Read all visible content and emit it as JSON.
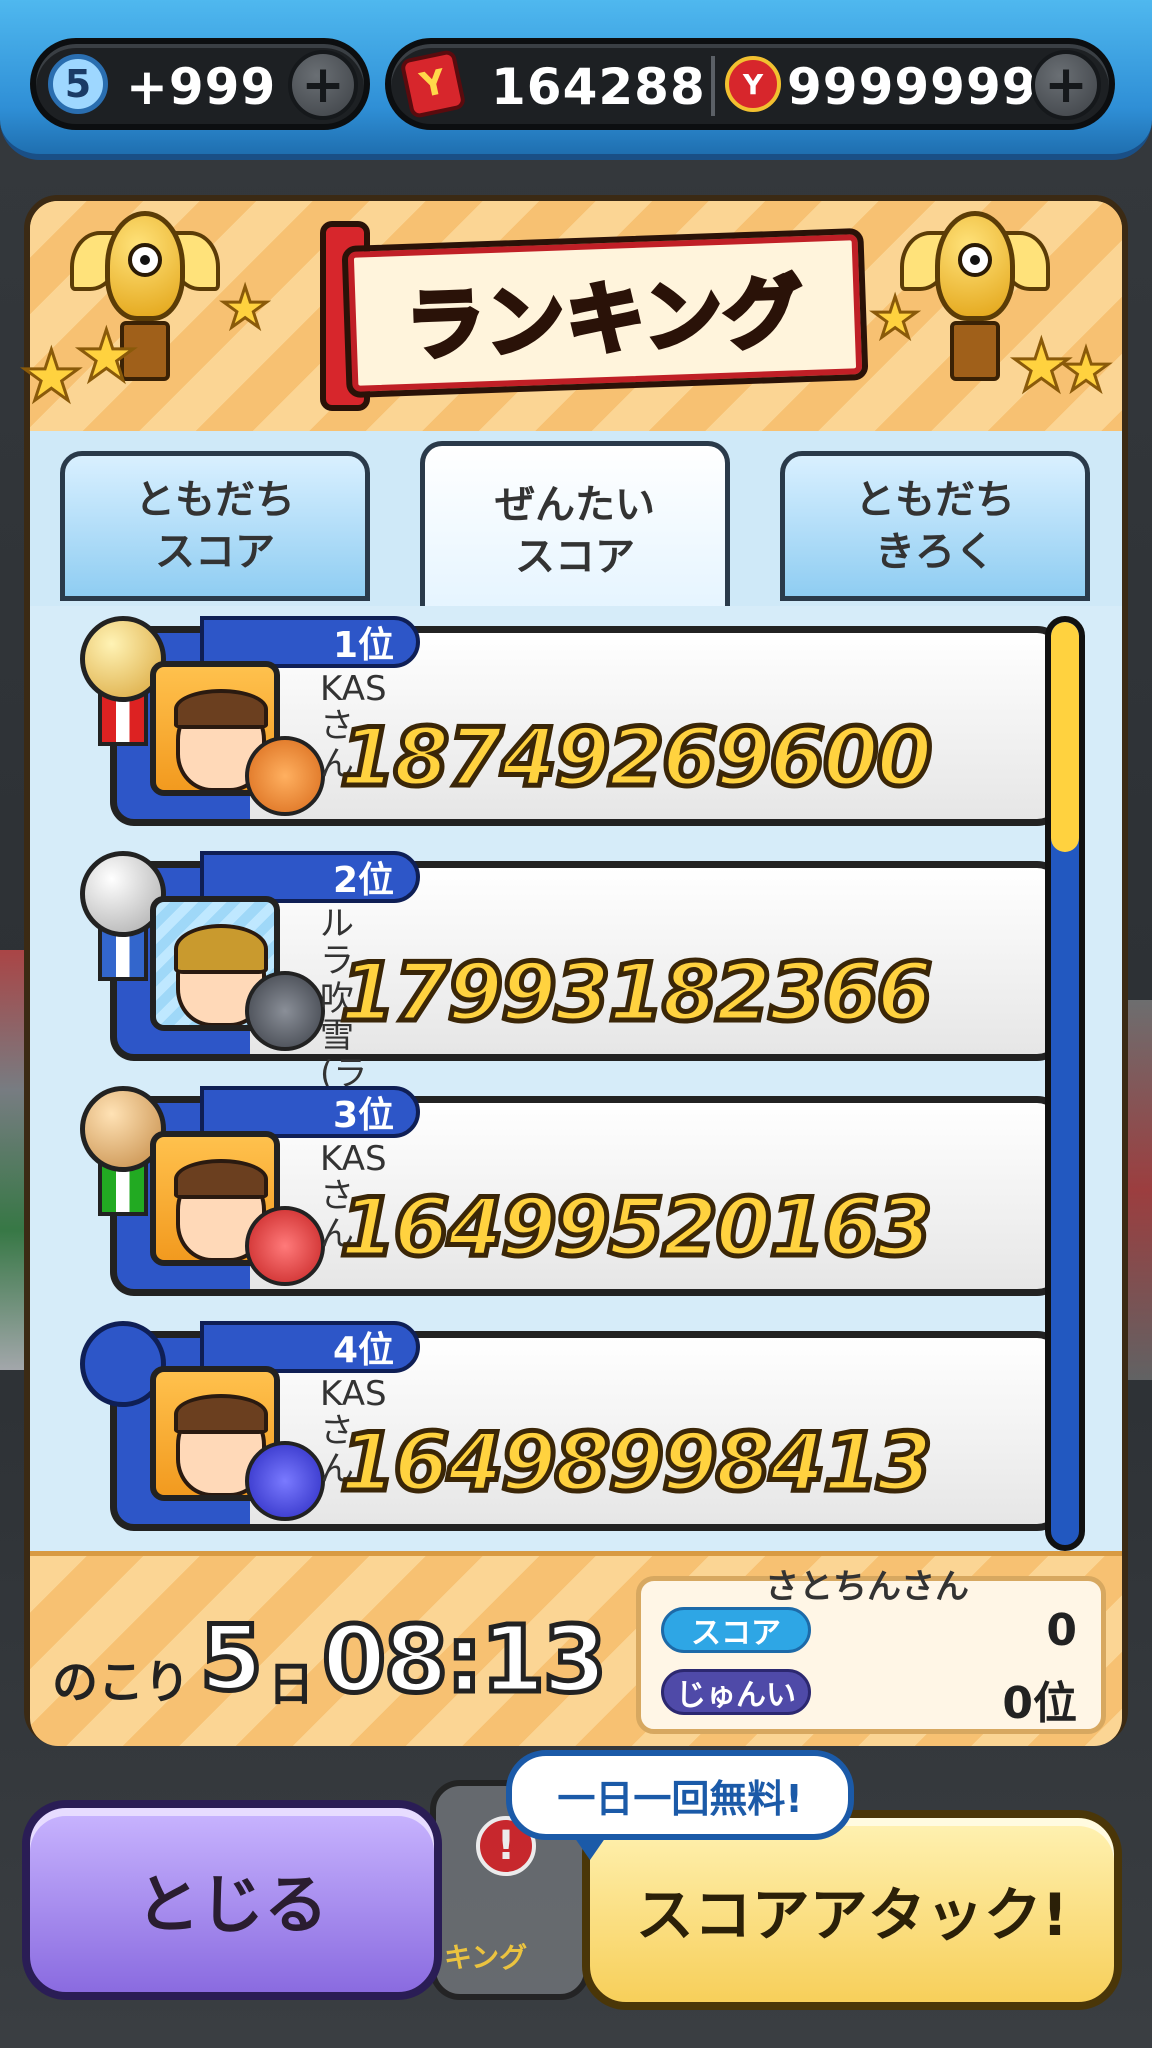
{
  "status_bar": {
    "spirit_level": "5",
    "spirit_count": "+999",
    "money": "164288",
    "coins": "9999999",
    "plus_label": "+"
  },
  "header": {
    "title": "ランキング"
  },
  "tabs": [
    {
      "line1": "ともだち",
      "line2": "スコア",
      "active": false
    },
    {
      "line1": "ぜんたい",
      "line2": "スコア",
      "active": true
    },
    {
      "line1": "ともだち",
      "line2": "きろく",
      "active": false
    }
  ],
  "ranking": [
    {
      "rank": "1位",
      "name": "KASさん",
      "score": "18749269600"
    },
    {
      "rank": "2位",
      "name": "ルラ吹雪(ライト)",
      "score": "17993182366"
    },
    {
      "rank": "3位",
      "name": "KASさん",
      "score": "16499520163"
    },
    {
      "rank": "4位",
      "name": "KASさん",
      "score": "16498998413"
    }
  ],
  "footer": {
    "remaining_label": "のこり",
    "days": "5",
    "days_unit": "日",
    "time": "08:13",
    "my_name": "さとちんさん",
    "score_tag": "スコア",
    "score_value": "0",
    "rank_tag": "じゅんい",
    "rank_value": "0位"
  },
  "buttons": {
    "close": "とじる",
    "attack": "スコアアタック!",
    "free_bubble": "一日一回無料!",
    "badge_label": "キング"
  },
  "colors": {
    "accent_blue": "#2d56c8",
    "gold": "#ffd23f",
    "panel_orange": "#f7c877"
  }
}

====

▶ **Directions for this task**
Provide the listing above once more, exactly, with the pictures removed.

▶ **Finished task**
Read all visible content and emit it as JSON.
{
  "status_bar": {
    "spirit_level": "5",
    "spirit_count": "+999",
    "money": "164288",
    "coins": "9999999",
    "plus_label": "+"
  },
  "header": {
    "title": "ランキング"
  },
  "tabs": [
    {
      "line1": "ともだち",
      "line2": "スコア",
      "active": false
    },
    {
      "line1": "ぜんたい",
      "line2": "スコア",
      "active": true
    },
    {
      "line1": "ともだち",
      "line2": "きろく",
      "active": false
    }
  ],
  "ranking": [
    {
      "rank": "1位",
      "name": "KASさん",
      "score": "18749269600"
    },
    {
      "rank": "2位",
      "name": "ルラ吹雪(ライト)",
      "score": "17993182366"
    },
    {
      "rank": "3位",
      "name": "KASさん",
      "score": "16499520163"
    },
    {
      "rank": "4位",
      "name": "KASさん",
      "score": "16498998413"
    }
  ],
  "footer": {
    "remaining_label": "のこり",
    "days": "5",
    "days_unit": "日",
    "time": "08:13",
    "my_name": "さとちんさん",
    "score_tag": "スコア",
    "score_value": "0",
    "rank_tag": "じゅんい",
    "rank_value": "0位"
  },
  "buttons": {
    "close": "とじる",
    "attack": "スコアアタック!",
    "free_bubble": "一日一回無料!",
    "badge_label": "キング"
  },
  "colors": {
    "accent_blue": "#2d56c8",
    "gold": "#ffd23f",
    "panel_orange": "#f7c877"
  }
}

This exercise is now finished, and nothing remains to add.